Activity: Each line in the entries below that holds the string "local" is to be listed.

Entries taken from a collection:
┄┄┄┄┄┄

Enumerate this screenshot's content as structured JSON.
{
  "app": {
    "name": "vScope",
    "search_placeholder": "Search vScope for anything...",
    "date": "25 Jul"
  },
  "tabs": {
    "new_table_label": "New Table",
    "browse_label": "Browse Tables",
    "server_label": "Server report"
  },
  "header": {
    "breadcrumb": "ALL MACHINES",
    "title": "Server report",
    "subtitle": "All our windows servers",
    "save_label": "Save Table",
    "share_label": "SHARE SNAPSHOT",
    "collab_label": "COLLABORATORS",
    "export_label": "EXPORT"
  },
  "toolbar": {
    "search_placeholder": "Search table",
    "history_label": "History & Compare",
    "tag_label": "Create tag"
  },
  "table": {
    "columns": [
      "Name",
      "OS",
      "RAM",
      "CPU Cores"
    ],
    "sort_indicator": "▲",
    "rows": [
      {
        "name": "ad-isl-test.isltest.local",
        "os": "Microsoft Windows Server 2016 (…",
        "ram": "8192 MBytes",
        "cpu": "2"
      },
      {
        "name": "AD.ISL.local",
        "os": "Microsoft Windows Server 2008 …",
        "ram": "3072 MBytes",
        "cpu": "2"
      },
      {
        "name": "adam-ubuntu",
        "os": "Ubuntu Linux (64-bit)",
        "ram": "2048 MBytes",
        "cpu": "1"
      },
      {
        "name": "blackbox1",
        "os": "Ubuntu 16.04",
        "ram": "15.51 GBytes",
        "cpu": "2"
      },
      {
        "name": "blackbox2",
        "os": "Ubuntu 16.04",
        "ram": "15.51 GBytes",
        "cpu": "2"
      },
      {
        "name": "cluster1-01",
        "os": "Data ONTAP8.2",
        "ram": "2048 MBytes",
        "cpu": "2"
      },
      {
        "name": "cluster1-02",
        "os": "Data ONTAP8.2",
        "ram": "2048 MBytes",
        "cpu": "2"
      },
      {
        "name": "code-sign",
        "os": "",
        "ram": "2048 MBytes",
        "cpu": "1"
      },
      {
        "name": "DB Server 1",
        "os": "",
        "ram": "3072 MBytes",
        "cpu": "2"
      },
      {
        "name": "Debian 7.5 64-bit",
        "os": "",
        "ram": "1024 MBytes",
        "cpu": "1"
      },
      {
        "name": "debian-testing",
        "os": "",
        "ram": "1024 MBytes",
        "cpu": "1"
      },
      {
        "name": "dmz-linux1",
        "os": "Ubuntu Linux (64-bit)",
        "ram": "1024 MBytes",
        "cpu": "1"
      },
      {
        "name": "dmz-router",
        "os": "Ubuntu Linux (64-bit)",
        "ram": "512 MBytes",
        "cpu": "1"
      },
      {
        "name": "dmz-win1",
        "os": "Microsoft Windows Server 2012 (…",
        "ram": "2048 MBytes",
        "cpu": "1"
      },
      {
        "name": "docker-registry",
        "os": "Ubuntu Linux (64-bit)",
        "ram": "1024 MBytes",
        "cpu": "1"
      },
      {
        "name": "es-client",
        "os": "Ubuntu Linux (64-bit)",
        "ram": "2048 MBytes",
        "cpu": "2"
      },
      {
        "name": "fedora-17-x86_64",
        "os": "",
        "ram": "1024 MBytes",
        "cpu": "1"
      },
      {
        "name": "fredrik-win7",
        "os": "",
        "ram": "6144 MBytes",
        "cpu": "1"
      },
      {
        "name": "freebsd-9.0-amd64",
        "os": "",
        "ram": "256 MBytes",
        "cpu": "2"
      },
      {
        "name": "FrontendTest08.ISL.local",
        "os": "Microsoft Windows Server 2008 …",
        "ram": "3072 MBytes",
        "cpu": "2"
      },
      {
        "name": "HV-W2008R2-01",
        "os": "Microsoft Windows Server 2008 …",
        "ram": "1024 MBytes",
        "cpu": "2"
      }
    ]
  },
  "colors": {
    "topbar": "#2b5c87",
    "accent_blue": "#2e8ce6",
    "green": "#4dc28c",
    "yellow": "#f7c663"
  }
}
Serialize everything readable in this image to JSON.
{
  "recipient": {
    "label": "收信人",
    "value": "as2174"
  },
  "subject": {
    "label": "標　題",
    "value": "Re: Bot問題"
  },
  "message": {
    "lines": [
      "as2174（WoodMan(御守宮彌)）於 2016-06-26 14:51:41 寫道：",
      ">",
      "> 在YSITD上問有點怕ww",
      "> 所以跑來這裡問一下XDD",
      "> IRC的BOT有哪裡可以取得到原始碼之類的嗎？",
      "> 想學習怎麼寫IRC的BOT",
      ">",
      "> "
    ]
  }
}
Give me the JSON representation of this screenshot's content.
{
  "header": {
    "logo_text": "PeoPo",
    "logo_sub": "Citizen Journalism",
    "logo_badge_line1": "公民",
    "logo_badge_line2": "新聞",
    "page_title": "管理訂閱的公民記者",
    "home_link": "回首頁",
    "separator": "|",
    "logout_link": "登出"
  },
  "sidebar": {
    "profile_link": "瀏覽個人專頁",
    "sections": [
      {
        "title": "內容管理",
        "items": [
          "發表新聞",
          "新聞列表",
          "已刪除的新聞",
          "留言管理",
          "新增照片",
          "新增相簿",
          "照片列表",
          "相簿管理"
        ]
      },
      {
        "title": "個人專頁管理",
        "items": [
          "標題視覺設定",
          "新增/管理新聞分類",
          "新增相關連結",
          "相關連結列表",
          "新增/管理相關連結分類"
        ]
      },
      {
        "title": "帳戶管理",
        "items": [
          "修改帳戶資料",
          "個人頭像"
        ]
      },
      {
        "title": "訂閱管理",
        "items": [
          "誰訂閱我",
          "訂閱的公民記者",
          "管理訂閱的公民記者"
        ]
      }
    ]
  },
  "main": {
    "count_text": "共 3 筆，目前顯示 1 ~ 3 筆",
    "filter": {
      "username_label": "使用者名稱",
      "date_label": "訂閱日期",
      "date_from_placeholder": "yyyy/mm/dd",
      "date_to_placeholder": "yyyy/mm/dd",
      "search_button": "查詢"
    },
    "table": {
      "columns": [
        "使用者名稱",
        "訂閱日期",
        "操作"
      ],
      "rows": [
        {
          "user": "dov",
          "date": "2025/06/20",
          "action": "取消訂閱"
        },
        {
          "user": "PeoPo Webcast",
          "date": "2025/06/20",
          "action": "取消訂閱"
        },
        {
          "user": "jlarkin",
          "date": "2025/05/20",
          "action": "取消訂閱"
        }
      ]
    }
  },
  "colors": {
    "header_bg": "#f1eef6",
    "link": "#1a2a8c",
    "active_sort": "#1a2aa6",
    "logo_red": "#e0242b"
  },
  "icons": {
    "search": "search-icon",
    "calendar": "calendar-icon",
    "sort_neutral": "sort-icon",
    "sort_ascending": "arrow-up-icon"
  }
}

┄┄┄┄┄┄

Task output:
        "name": "ad-isl-test.isltest.local",
        "name": "AD.ISL.local",
        "name": "FrontendTest08.ISL.local",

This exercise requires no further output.